▶ **Task description**
Give back the whole listing exactly, line by line.
╭─ Dataset entries
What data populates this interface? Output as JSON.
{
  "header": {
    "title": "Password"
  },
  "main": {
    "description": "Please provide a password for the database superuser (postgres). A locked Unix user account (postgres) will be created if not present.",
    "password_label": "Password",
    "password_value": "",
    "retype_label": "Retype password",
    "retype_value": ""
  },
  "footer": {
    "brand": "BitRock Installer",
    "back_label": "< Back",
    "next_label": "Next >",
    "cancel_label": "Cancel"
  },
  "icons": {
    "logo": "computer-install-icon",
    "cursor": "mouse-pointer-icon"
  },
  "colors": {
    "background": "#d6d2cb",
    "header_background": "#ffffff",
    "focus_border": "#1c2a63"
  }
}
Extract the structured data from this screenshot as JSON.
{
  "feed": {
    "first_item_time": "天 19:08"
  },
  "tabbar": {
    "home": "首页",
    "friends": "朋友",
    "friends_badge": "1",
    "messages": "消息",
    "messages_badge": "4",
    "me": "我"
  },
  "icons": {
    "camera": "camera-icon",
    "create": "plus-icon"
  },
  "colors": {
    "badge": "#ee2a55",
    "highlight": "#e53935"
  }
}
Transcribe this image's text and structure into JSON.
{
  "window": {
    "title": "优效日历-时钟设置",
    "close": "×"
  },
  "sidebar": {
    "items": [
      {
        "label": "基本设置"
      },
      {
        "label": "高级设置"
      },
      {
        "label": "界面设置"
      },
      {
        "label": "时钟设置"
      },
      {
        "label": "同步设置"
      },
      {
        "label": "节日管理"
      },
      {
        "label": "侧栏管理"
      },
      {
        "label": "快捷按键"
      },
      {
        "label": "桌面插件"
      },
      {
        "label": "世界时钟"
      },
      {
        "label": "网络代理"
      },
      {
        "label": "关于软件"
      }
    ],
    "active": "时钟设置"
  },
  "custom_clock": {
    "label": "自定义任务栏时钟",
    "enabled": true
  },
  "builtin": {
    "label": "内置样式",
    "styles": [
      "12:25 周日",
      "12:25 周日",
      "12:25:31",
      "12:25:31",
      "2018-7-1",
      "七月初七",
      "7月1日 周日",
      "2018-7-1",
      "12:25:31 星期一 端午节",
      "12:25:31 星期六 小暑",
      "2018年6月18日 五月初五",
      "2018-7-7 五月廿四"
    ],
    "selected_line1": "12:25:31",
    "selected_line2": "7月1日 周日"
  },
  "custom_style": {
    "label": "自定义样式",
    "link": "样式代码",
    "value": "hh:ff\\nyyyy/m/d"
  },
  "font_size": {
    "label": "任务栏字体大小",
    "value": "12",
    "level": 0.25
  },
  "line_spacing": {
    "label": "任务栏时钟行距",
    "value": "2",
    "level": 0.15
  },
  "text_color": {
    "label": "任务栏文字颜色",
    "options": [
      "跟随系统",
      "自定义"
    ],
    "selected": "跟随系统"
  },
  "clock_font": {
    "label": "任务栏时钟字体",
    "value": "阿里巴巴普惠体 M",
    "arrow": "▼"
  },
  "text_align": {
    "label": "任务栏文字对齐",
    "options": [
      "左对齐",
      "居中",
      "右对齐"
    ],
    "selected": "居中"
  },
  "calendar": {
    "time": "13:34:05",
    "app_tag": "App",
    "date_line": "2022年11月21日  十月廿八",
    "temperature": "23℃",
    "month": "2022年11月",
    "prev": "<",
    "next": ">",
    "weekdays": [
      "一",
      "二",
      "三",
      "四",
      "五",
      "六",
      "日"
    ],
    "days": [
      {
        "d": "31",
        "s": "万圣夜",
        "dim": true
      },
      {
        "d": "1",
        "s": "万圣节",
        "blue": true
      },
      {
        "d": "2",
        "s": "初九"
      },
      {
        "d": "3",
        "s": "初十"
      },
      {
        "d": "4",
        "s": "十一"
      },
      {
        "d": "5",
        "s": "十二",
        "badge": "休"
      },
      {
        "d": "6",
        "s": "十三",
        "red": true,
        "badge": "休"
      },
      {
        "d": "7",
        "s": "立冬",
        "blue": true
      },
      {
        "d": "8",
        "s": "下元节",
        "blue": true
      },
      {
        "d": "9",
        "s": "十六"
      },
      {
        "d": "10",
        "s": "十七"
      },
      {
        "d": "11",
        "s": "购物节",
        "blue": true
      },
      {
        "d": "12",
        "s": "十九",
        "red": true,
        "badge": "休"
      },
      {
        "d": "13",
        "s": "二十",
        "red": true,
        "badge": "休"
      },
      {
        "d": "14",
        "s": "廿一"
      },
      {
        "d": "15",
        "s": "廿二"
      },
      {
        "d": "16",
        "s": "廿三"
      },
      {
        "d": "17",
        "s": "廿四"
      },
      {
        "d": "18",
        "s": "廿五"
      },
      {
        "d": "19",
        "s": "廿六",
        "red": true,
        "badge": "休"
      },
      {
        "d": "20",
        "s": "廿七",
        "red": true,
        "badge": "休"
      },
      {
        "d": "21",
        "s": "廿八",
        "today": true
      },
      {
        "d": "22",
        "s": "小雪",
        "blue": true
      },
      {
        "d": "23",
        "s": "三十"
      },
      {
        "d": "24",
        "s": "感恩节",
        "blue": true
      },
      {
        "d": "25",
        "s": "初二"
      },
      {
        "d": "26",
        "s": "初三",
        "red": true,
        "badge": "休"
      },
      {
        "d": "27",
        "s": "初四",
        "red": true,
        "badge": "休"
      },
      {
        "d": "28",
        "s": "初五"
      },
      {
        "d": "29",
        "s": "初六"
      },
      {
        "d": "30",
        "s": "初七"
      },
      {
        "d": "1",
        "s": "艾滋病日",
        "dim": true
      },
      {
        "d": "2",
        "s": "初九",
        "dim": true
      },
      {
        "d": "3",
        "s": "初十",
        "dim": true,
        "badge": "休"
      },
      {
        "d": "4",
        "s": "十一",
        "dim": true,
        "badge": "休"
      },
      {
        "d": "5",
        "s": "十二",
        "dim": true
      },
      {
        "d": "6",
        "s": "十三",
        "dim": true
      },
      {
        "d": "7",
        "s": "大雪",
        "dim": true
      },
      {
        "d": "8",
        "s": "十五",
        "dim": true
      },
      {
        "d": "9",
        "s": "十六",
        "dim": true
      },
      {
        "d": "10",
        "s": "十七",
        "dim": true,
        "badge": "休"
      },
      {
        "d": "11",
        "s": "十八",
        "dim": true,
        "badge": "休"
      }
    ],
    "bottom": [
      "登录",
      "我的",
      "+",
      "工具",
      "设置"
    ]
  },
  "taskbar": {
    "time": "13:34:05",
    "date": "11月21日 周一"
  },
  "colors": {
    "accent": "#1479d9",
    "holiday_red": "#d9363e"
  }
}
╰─
▶ **Task solution**
What data populates this interface? Output as JSON.
{
  "header": {
    "title": "Password"
  },
  "main": {
    "description": "Please provide a password for the database superuser (postgres). A locked Unix user account (postgres) will be created if not present.",
    "password_label": "Password",
    "password_value": "",
    "retype_label": "Retype password",
    "retype_value": ""
  },
  "footer": {
    "brand": "BitRock Installer",
    "back_label": "< Back",
    "next_label": "Next >",
    "cancel_label": "Cancel"
  },
  "icons": {
    "logo": "computer-install-icon",
    "cursor": "mouse-pointer-icon"
  },
  "colors": {
    "background": "#d6d2cb",
    "header_background": "#ffffff",
    "focus_border": "#1c2a63"
  }
}
Extract the structured data from this screenshot as JSON.
{
  "feed": {
    "first_item_time": "天 19:08"
  },
  "tabbar": {
    "home": "首页",
    "friends": "朋友",
    "friends_badge": "1",
    "messages": "消息",
    "messages_badge": "4",
    "me": "我"
  },
  "icons": {
    "camera": "camera-icon",
    "create": "plus-icon"
  },
  "colors": {
    "badge": "#ee2a55",
    "highlight": "#e53935"
  }
}
Transcribe this image's text and structure into JSON.
{
  "window": {
    "title": "优效日历-时钟设置",
    "close": "×"
  },
  "sidebar": {
    "items": [
      {
        "label": "基本设置"
      },
      {
        "label": "高级设置"
      },
      {
        "label": "界面设置"
      },
      {
        "label": "时钟设置"
      },
      {
        "label": "同步设置"
      },
      {
        "label": "节日管理"
      },
      {
        "label": "侧栏管理"
      },
      {
        "label": "快捷按键"
      },
      {
        "label": "桌面插件"
      },
      {
        "label": "世界时钟"
      },
      {
        "label": "网络代理"
      },
      {
        "label": "关于软件"
      }
    ],
    "active": "时钟设置"
  },
  "custom_clock": {
    "label": "自定义任务栏时钟",
    "enabled": true
  },
  "builtin": {
    "label": "内置样式",
    "styles": [
      "12:25 周日",
      "12:25 周日",
      "12:25:31",
      "12:25:31",
      "2018-7-1",
      "七月初七",
      "7月1日 周日",
      "2018-7-1",
      "12:25:31 星期一 端午节",
      "12:25:31 星期六 小暑",
      "2018年6月18日 五月初五",
      "2018-7-7 五月廿四"
    ],
    "selected_line1": "12:25:31",
    "selected_line2": "7月1日 周日"
  },
  "custom_style": {
    "label": "自定义样式",
    "link": "样式代码",
    "value": "hh:ff\\nyyyy/m/d"
  },
  "font_size": {
    "label": "任务栏字体大小",
    "value": "12",
    "level": 0.25
  },
  "line_spacing": {
    "label": "任务栏时钟行距",
    "value": "2",
    "level": 0.15
  },
  "text_color": {
    "label": "任务栏文字颜色",
    "options": [
      "跟随系统",
      "自定义"
    ],
    "selected": "跟随系统"
  },
  "clock_font": {
    "label": "任务栏时钟字体",
    "value": "阿里巴巴普惠体 M",
    "arrow": "▼"
  },
  "text_align": {
    "label": "任务栏文字对齐",
    "options": [
      "左对齐",
      "居中",
      "右对齐"
    ],
    "selected": "居中"
  },
  "calendar": {
    "time": "13:34:05",
    "app_tag": "App",
    "date_line": "2022年11月21日  十月廿八",
    "temperature": "23℃",
    "month": "2022年11月",
    "prev": "<",
    "next": ">",
    "weekdays": [
      "一",
      "二",
      "三",
      "四",
      "五",
      "六",
      "日"
    ],
    "days": [
      {
        "d": "31",
        "s": "万圣夜",
        "dim": true
      },
      {
        "d": "1",
        "s": "万圣节",
        "blue": true
      },
      {
        "d": "2",
        "s": "初九"
      },
      {
        "d": "3",
        "s": "初十"
      },
      {
        "d": "4",
        "s": "十一"
      },
      {
        "d": "5",
        "s": "十二",
        "badge": "休"
      },
      {
        "d": "6",
        "s": "十三",
        "red": true,
        "badge": "休"
      },
      {
        "d": "7",
        "s": "立冬",
        "blue": true
      },
      {
        "d": "8",
        "s": "下元节",
        "blue": true
      },
      {
        "d": "9",
        "s": "十六"
      },
      {
        "d": "10",
        "s": "十七"
      },
      {
        "d": "11",
        "s": "购物节",
        "blue": true
      },
      {
        "d": "12",
        "s": "十九",
        "red": true,
        "badge": "休"
      },
      {
        "d": "13",
        "s": "二十",
        "red": true,
        "badge": "休"
      },
      {
        "d": "14",
        "s": "廿一"
      },
      {
        "d": "15",
        "s": "廿二"
      },
      {
        "d": "16",
        "s": "廿三"
      },
      {
        "d": "17",
        "s": "廿四"
      },
      {
        "d": "18",
        "s": "廿五"
      },
      {
        "d": "19",
        "s": "廿六",
        "red": true,
        "badge": "休"
      },
      {
        "d": "20",
        "s": "廿七",
        "red": true,
        "badge": "休"
      },
      {
        "d": "21",
        "s": "廿八",
        "today": true
      },
      {
        "d": "22",
        "s": "小雪",
        "blue": true
      },
      {
        "d": "23",
        "s": "三十"
      },
      {
        "d": "24",
        "s": "感恩节",
        "blue": true
      },
      {
        "d": "25",
        "s": "初二"
      },
      {
        "d": "26",
        "s": "初三",
        "red": true,
        "badge": "休"
      },
      {
        "d": "27",
        "s": "初四",
        "red": true,
        "badge": "休"
      },
      {
        "d": "28",
        "s": "初五"
      },
      {
        "d": "29",
        "s": "初六"
      },
      {
        "d": "30",
        "s": "初七"
      },
      {
        "d": "1",
        "s": "艾滋病日",
        "dim": true
      },
      {
        "d": "2",
        "s": "初九",
        "dim": true
      },
      {
        "d": "3",
        "s": "初十",
        "dim": true,
        "badge": "休"
      },
      {
        "d": "4",
        "s": "十一",
        "dim": true,
        "badge": "休"
      },
      {
        "d": "5",
        "s": "十二",
        "dim": true
      },
      {
        "d": "6",
        "s": "十三",
        "dim": true
      },
      {
        "d": "7",
        "s": "大雪",
        "dim": true
      },
      {
        "d": "8",
        "s": "十五",
        "dim": true
      },
      {
        "d": "9",
        "s": "十六",
        "dim": true
      },
      {
        "d": "10",
        "s": "十七",
        "dim": true,
        "badge": "休"
      },
      {
        "d": "11",
        "s": "十八",
        "dim": true,
        "badge": "休"
      }
    ],
    "bottom": [
      "登录",
      "我的",
      "+",
      "工具",
      "设置"
    ]
  },
  "taskbar": {
    "time": "13:34:05",
    "date": "11月21日 周一"
  },
  "colors": {
    "accent": "#1479d9",
    "holiday_red": "#d9363e"
  }
}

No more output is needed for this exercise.